Most of the time, the court will not contest your choice for personal representative unless the individual has fallen into mental incapacitation and can no longer make reliable or trusted decisions. Most often, personal representatives are relatives. If you die without appointing a personal representative, the court will allow a family member to petition to be the court-appointed representative. Normally, spouses or adult children can petition for this job. Regardless of who is selected to take on the job, the court will give your personal representative the official right to settle and work through all situations regarding finances and the distribution of properties according to the will.

The court will give your personal representative a document called the Letters of Administration that will officially declare that person the sole personal representative for the estate. Sometimes these documents are also called the Letters Testamentary. The personal representatives that are named in your will or chosen by the court will need to be formally appointed before officially entering into office. This means that until the appointment takes place, your personal representative cannot take action. The personal representative will be required to take an oath of office and will then receive the official documents showing status.

Your personal representative will need to file a document called the Petition of Probate of Will and Appointment of Personal Representative with the probate court. This is the petition that starts the probate process. If you have a will, the court will issue an order admitting your will to probate. The court will then acknowledge the will's validity at this time and you can start going about executing the will.

The personal representative will have many jobs associated with his or her position, and the commitment is both weighty and time-consuming. If a personal representative becomes incapacitated or ill, it may be best to have a back-up designated in your will just in case. The personal representative will need ot manage finances, make sure debts are repaid, distribute financial and property assets to beneficiaries as required in the will, sell any properties that are supposed to be divided for monetary value, contact all affected parties to notify them of the individual's death, get property appraised as needed and more.

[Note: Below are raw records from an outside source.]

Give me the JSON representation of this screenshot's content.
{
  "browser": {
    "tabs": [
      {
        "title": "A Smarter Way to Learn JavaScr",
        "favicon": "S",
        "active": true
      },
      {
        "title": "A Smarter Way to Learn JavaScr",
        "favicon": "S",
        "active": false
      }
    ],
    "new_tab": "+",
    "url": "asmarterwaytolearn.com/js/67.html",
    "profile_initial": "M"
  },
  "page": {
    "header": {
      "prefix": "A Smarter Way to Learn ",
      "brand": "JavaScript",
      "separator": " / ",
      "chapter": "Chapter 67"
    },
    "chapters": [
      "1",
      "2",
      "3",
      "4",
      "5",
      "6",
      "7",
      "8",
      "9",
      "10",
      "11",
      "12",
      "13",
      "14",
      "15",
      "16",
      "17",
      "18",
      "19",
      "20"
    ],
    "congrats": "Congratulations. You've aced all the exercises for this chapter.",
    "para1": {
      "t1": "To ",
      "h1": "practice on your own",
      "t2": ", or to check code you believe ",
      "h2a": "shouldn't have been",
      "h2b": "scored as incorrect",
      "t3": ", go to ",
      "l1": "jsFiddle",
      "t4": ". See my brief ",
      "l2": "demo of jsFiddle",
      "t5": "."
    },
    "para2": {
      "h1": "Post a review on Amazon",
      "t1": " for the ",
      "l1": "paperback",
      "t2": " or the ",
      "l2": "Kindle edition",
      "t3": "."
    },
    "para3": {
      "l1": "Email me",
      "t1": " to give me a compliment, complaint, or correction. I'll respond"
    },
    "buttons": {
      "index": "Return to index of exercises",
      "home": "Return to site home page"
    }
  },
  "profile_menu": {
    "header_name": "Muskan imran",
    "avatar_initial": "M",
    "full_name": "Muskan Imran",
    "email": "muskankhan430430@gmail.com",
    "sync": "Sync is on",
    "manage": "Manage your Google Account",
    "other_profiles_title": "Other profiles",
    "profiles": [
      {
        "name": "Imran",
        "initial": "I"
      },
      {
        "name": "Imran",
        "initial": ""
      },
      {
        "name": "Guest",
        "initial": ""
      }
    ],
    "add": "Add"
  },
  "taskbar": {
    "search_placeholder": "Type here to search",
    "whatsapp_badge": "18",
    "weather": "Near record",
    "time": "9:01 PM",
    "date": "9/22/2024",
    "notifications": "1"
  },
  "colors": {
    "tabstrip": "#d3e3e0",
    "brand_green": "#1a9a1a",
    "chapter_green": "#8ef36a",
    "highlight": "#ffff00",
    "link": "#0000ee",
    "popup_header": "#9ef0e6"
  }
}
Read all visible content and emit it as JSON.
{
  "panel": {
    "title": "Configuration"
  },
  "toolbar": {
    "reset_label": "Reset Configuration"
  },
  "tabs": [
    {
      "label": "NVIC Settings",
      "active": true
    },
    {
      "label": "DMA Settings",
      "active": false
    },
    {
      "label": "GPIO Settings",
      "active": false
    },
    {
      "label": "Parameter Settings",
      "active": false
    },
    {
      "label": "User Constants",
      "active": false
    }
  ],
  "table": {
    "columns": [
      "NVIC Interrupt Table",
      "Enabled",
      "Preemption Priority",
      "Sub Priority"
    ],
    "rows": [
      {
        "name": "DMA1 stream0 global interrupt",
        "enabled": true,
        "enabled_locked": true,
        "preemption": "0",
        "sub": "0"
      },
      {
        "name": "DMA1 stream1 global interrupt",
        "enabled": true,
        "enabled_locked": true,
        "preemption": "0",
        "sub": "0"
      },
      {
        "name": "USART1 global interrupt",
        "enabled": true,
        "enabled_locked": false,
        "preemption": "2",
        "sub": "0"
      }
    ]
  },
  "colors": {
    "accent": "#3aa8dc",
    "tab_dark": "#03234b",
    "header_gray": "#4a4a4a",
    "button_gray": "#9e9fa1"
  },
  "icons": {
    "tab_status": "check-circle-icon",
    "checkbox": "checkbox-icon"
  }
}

If you want more information about personal representatives or if you are a personal representative and don't know how to handle your new responsibilities, then you need to talk with a lawyer or estate planning professional today. Probate.com provides listings of professional and reliable estate planning attorneys and probate assistants. The probate process can be difficult, as personal representatives are often emotional about their loved one's passing. Having individuals there to guide you through the process can be an absolute lifesaver during the days ahead. Use Probate.com to locate individuals that can handle all your needs!